• _Exercise_
After reading each line of the entries, give the number of lines that contain "dword" and nothing else.

• _The data_

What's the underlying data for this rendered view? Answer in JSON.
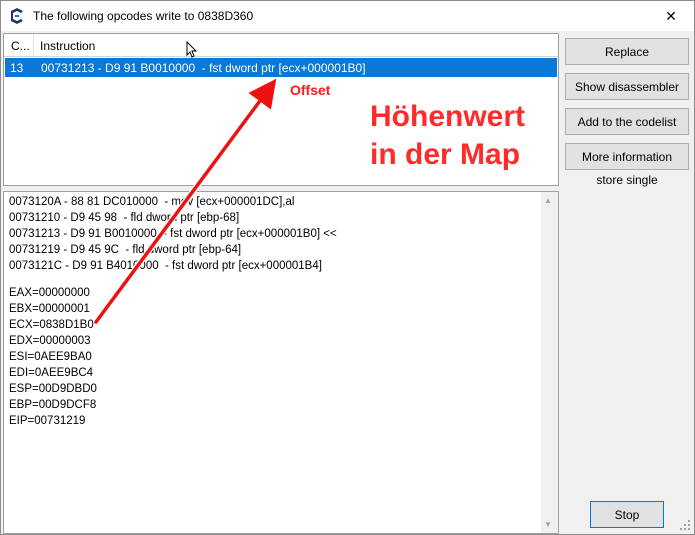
{
  "window": {
    "title": "The following opcodes write to 0838D360",
    "close_label": "✕"
  },
  "list": {
    "columns": [
      "C...",
      "Instruction"
    ],
    "rows": [
      {
        "count": "13",
        "instruction": "00731213 - D9 91 B0010000  - fst dword ptr [ecx+000001B0]"
      }
    ]
  },
  "code": {
    "lines": [
      "0073120A - 88 81 DC010000  - mov [ecx+000001DC],al",
      "00731210 - D9 45 98  - fld dword ptr [ebp-68]",
      "00731213 - D9 91 B0010000  - fst dword ptr [ecx+000001B0] <<",
      "00731219 - D9 45 9C  - fld dword ptr [ebp-64]",
      "0073121C - D9 91 B4010000  - fst dword ptr [ecx+000001B4]",
      "",
      "EAX=00000000",
      "EBX=00000001",
      "ECX=0838D1B0",
      "EDX=00000003",
      "ESI=0AEE9BA0",
      "EDI=0AEE9BC4",
      "ESP=00D9DBD0",
      "EBP=00D9DCF8",
      "EIP=00731219"
    ]
  },
  "buttons": {
    "replace": "Replace",
    "show_disassembler": "Show disassembler",
    "add_to_codelist": "Add to the codelist",
    "more_information": "More information",
    "stop": "Stop"
  },
  "status_text": "store single",
  "annotations": {
    "offset_label": "Offset",
    "big_line1": "Höhenwert",
    "big_line2": "in der Map",
    "color": "#ff1a1a"
  },
  "colors": {
    "selection": "#0a78d7",
    "accent_button_border": "#0078d7"
  },
  "icons": [
    "cheat-engine-icon",
    "close-icon",
    "mouse-cursor-icon",
    "scroll-up-icon",
    "scroll-down-icon",
    "resize-grip-icon"
  ]
}
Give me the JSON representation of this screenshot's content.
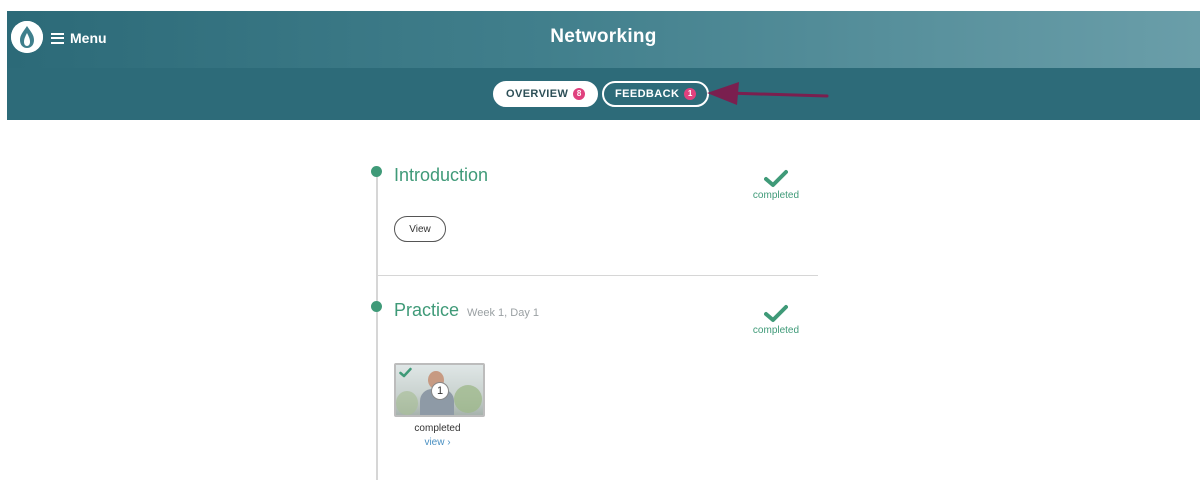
{
  "header": {
    "menu_label": "Menu",
    "title": "Networking"
  },
  "tabs": [
    {
      "label": "OVERVIEW",
      "badge": "8",
      "active": true
    },
    {
      "label": "FEEDBACK",
      "badge": "1",
      "active": false
    }
  ],
  "sections": [
    {
      "title": "Introduction",
      "subtitle": "",
      "status": "completed",
      "button_label": "View"
    },
    {
      "title": "Practice",
      "subtitle": "Week 1, Day 1",
      "status": "completed",
      "item": {
        "number": "1",
        "caption": "completed",
        "link_label": "view ›"
      }
    }
  ],
  "colors": {
    "header": "#417f8c",
    "subbar": "#2d6b79",
    "accent_green": "#3f9a78",
    "badge": "#e0417e",
    "annotation_arrow": "#7a1f4f",
    "link": "#4a90c2"
  }
}
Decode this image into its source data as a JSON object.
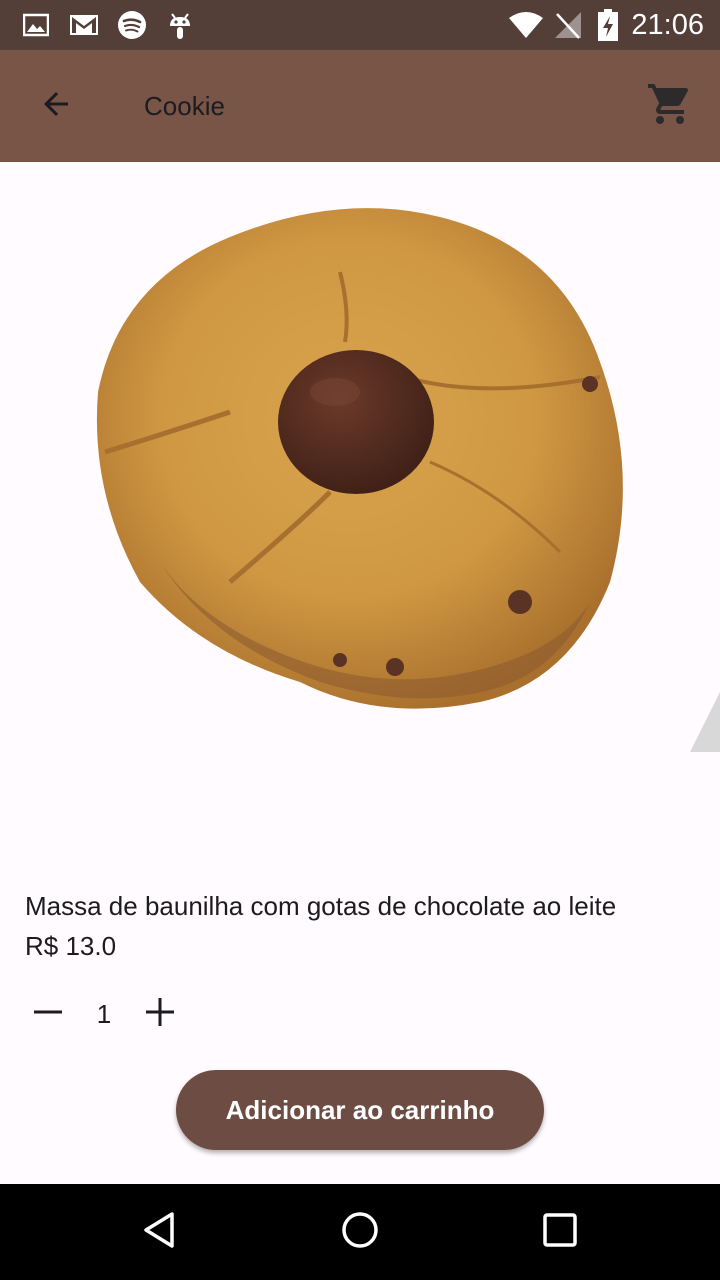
{
  "status_bar": {
    "time": "21:06",
    "icons": [
      "gallery-icon",
      "gmail-icon",
      "spotify-icon",
      "android-icon",
      "wifi-icon",
      "no-signal-icon",
      "battery-charging-icon"
    ]
  },
  "app_bar": {
    "title": "Cookie",
    "back_icon": "arrow-back-icon",
    "cart_icon": "shopping-cart-icon"
  },
  "product": {
    "description": "Massa de baunilha com gotas de chocolate ao leite",
    "price": "R$ 13.0",
    "image": "cookie-photo"
  },
  "quantity": {
    "value": "1",
    "minus_icon": "minus-icon",
    "plus_icon": "plus-icon"
  },
  "actions": {
    "add_to_cart_label": "Adicionar ao carrinho"
  },
  "nav_bar": {
    "icons": [
      "back-triangle-icon",
      "home-circle-icon",
      "recents-square-icon"
    ]
  },
  "colors": {
    "status_bar": "#533f38",
    "app_bar": "#795548",
    "button": "#6d4c44",
    "background": "#fffbfe"
  }
}
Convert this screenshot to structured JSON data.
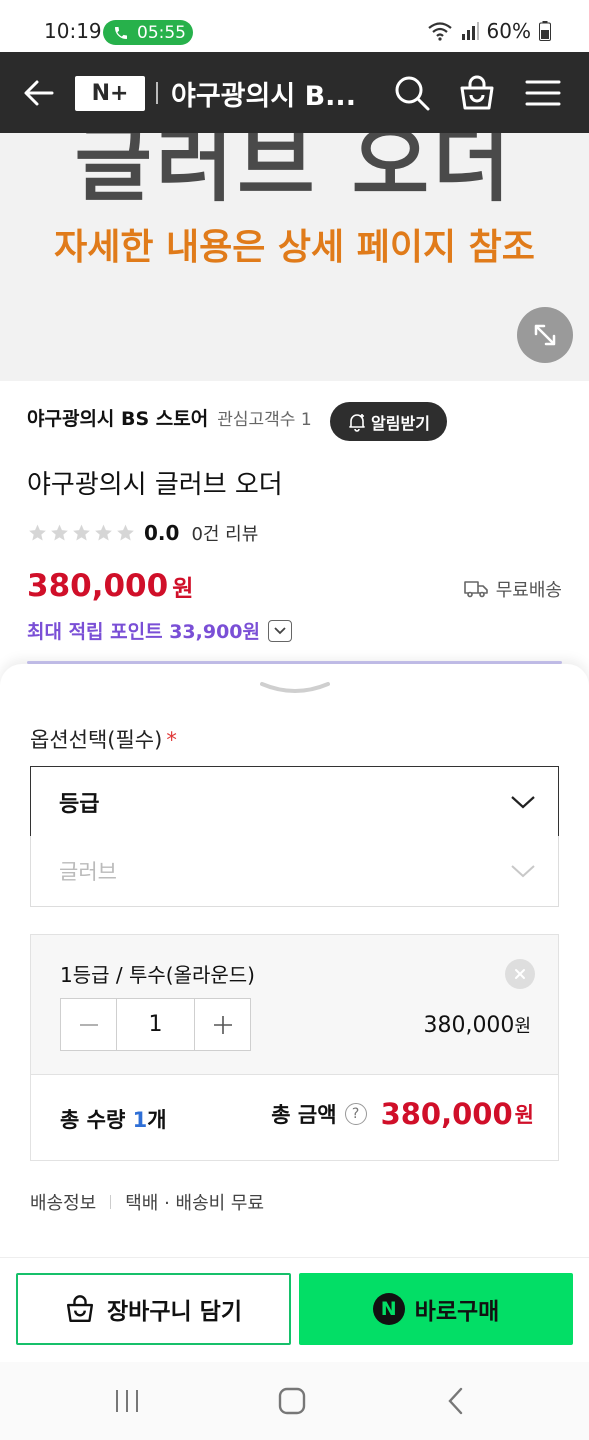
{
  "status_bar": {
    "time": "10:19",
    "call_timer": "05:55",
    "battery": "60%"
  },
  "top_nav": {
    "logo_text": "N+",
    "store_title": "야구광의시 B..."
  },
  "banner": {
    "headline": "글러브 오더",
    "subline": "자세한 내용은 상세 페이지 참조"
  },
  "store": {
    "name": "야구광의시 BS 스토어",
    "followers": "관심고객수 1",
    "alert_label": "알림받기"
  },
  "product": {
    "title": "야구광의시 글러브 오더",
    "rating": "0.0",
    "reviews": "0건 리뷰",
    "price": "380,000",
    "currency": "원",
    "shipping": "무료배송",
    "points": "최대 적립 포인트 33,900원"
  },
  "options": {
    "label": "옵션선택(필수)",
    "required_mark": "*",
    "select_grade": "등급",
    "select_glove": "글러브"
  },
  "selected_item": {
    "name": "1등급 / 투수(올라운드)",
    "quantity": "1",
    "price": "380,000",
    "currency": "원"
  },
  "totals": {
    "qty_prefix": "총 수량 ",
    "qty_value": "1",
    "qty_suffix": "개",
    "amount_label": "총 금액",
    "help": "?",
    "amount": "380,000",
    "currency": "원"
  },
  "delivery": {
    "label": "배송정보",
    "value": "택배 · 배송비 무료"
  },
  "actions": {
    "cart_label": "장바구니 담기",
    "buy_label": "바로구매",
    "npay_mark": "N"
  },
  "colors": {
    "nav_bg": "#2b2b2b",
    "price_red": "#d00f29",
    "points_purple": "#7a4fd6",
    "naver_green": "#03de66",
    "banner_orange": "#e07b1a"
  }
}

• _Completed task_
5